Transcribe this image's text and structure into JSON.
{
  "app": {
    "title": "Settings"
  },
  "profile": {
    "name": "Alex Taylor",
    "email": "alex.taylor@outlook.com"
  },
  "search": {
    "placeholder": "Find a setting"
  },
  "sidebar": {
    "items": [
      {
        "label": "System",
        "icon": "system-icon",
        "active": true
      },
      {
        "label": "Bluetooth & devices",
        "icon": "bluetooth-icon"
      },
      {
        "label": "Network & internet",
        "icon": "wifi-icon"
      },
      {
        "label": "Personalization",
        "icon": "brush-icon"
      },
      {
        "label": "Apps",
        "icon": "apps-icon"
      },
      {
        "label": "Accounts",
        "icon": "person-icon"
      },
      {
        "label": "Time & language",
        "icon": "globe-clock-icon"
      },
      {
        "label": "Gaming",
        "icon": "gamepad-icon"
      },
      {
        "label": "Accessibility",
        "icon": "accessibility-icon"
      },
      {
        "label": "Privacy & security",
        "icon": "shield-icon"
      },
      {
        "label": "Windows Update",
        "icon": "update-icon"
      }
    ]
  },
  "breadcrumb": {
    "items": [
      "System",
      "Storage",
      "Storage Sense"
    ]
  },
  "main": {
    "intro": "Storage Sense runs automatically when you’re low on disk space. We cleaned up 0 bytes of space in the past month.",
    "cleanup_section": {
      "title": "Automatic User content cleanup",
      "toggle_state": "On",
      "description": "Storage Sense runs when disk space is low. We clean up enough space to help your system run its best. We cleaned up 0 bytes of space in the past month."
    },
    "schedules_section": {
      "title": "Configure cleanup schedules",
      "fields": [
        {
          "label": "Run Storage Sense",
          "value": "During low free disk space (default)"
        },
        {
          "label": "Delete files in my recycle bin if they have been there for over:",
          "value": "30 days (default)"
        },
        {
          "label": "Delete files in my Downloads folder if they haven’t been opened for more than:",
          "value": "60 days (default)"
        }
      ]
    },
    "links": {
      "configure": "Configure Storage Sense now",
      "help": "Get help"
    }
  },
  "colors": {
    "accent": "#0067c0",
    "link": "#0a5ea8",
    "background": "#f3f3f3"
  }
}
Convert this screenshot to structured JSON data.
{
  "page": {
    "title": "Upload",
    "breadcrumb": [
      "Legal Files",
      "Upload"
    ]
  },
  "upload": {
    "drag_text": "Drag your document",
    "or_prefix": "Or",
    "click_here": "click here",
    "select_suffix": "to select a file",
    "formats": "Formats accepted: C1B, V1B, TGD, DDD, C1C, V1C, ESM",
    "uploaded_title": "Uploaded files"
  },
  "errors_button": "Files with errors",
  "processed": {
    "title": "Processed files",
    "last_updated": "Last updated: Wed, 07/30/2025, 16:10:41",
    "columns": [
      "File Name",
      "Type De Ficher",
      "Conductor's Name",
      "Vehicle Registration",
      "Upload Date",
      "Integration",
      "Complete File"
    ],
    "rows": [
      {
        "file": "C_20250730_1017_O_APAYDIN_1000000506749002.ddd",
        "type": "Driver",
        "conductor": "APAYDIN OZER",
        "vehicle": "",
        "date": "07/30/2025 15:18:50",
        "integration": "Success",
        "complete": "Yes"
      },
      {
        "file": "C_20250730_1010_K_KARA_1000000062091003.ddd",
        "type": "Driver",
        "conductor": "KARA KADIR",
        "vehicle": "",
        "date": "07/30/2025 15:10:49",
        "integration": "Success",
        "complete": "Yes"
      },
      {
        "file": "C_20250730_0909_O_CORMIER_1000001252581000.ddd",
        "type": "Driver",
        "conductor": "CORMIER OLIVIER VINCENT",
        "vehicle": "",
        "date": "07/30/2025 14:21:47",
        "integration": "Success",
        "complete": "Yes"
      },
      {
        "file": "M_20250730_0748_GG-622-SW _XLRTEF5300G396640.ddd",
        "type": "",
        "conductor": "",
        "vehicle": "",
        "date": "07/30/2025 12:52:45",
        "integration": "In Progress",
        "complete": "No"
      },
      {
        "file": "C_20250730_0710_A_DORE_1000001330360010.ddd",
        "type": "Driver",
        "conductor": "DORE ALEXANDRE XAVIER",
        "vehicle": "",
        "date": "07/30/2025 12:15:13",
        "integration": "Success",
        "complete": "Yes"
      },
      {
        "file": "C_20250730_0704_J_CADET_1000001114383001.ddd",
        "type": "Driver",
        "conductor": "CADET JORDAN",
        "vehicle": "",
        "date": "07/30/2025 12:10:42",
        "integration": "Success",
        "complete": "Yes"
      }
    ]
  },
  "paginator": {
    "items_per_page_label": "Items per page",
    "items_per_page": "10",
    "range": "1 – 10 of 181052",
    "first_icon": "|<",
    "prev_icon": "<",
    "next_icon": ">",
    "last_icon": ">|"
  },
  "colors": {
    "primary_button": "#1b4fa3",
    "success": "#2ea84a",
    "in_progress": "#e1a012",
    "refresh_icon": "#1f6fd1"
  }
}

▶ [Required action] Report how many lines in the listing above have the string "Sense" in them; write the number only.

▶ [Expected output] 5